Records contained in a dataset:

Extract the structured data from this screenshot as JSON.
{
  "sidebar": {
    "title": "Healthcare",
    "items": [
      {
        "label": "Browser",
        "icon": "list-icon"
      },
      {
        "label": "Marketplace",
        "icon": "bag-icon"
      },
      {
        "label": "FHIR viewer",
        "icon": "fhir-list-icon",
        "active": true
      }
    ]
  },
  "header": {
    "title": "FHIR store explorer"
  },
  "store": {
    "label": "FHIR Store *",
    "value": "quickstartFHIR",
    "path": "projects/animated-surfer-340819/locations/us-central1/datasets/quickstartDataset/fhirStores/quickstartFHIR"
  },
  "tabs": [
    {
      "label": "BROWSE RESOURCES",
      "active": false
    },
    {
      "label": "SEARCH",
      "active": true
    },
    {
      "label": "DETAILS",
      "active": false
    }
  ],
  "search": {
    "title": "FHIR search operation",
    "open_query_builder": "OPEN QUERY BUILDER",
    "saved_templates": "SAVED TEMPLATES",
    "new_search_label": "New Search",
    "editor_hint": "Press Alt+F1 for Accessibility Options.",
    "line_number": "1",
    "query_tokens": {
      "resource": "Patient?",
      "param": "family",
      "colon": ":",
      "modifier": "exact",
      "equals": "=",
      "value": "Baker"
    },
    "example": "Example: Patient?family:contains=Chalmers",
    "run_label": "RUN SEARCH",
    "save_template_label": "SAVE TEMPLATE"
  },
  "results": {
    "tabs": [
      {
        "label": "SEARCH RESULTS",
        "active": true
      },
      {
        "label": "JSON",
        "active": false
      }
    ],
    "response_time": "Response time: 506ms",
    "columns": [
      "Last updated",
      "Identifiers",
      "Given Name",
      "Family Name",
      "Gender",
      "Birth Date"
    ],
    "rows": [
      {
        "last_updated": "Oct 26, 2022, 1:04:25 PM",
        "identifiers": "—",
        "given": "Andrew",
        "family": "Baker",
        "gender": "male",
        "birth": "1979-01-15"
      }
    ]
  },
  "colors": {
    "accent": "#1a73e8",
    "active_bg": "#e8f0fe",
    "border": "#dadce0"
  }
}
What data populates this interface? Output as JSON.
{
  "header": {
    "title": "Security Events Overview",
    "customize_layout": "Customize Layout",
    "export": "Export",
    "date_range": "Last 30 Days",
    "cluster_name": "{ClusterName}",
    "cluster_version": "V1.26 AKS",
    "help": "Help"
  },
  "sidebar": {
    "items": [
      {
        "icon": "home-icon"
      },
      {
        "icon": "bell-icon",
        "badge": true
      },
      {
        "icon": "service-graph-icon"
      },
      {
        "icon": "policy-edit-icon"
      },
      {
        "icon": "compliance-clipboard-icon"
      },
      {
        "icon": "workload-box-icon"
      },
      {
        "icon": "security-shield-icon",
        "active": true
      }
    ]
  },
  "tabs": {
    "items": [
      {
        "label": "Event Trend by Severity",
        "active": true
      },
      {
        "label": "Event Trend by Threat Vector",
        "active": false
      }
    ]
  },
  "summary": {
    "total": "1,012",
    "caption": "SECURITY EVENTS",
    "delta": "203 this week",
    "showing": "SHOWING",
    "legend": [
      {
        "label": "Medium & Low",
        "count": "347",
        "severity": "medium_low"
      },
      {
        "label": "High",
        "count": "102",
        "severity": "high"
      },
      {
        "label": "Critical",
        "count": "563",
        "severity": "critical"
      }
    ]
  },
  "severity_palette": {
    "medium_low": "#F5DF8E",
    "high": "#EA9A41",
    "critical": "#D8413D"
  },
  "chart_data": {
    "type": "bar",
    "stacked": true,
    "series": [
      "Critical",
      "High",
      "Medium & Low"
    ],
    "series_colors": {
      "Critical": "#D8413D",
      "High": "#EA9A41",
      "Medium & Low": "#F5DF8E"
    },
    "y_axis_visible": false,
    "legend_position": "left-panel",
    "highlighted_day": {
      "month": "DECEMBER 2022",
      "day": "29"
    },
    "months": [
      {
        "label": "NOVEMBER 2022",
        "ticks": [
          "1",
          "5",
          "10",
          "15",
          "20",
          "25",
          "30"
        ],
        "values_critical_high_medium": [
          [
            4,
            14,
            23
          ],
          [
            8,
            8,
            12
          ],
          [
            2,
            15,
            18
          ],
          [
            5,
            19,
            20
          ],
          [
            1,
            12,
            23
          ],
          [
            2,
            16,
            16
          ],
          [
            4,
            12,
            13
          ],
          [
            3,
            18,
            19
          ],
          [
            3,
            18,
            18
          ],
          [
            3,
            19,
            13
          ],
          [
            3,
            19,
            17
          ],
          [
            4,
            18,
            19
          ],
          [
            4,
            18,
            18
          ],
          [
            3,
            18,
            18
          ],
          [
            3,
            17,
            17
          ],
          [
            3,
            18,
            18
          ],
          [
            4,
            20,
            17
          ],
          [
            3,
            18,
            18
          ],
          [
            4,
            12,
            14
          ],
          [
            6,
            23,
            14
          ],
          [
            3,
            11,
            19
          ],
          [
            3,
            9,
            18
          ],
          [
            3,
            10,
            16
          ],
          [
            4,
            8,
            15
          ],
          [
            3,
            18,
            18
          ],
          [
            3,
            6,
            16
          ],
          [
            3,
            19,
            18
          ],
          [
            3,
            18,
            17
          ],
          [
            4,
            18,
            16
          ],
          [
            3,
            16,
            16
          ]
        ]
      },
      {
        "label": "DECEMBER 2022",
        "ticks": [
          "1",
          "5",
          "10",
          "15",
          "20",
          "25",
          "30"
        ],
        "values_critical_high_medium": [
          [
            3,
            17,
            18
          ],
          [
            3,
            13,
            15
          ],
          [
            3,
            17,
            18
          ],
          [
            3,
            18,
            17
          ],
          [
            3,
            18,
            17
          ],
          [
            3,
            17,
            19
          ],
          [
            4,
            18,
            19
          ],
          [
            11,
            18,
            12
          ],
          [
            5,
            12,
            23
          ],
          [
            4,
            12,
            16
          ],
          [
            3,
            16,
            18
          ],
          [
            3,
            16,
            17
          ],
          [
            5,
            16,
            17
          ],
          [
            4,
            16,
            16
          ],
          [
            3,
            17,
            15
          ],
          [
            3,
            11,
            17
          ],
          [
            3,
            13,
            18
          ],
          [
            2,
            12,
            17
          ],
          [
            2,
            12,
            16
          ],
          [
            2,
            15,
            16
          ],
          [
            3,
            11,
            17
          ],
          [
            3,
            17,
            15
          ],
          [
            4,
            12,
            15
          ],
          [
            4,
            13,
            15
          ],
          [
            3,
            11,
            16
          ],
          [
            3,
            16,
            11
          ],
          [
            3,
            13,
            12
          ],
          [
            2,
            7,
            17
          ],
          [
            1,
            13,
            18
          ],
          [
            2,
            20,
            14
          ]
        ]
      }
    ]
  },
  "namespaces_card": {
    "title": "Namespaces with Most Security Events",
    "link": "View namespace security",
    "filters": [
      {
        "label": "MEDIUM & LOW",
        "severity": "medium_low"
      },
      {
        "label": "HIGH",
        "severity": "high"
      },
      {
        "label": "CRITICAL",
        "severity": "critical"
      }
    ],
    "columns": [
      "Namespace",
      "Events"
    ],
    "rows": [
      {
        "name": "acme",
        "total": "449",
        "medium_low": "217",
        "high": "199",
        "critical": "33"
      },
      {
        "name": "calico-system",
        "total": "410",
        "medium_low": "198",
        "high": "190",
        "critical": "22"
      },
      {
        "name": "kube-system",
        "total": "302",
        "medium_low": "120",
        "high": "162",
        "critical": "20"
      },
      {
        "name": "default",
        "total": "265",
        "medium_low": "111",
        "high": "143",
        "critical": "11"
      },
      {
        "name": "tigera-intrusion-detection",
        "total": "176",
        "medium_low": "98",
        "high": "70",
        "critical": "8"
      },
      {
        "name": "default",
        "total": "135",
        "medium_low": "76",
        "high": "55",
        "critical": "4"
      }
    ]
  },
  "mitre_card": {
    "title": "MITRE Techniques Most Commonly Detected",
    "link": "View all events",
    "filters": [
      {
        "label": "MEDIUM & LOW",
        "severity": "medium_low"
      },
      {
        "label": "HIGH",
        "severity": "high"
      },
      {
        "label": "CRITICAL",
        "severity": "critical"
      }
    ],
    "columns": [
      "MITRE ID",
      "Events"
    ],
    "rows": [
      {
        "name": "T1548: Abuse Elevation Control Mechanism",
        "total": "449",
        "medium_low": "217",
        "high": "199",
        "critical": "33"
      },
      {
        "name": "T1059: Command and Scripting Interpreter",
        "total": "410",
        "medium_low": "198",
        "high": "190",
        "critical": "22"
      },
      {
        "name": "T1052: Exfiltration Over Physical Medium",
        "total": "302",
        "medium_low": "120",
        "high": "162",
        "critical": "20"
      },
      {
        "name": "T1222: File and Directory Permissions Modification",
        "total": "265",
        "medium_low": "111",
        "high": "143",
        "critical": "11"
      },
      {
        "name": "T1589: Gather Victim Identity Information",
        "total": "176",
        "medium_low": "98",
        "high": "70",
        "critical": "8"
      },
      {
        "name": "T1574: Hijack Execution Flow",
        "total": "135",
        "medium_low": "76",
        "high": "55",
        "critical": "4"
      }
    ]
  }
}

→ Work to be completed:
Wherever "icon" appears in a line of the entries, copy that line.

→ Task solution:
        "icon": "list-icon"
        "icon": "bag-icon"
        "icon": "fhir-list-icon",
        "icon": "home-icon"
        "icon": "bell-icon",
        "icon": "service-graph-icon"
        "icon": "policy-edit-icon"
        "icon": "compliance-clipboard-icon"
        "icon": "workload-box-icon"
        "icon": "security-shield-icon",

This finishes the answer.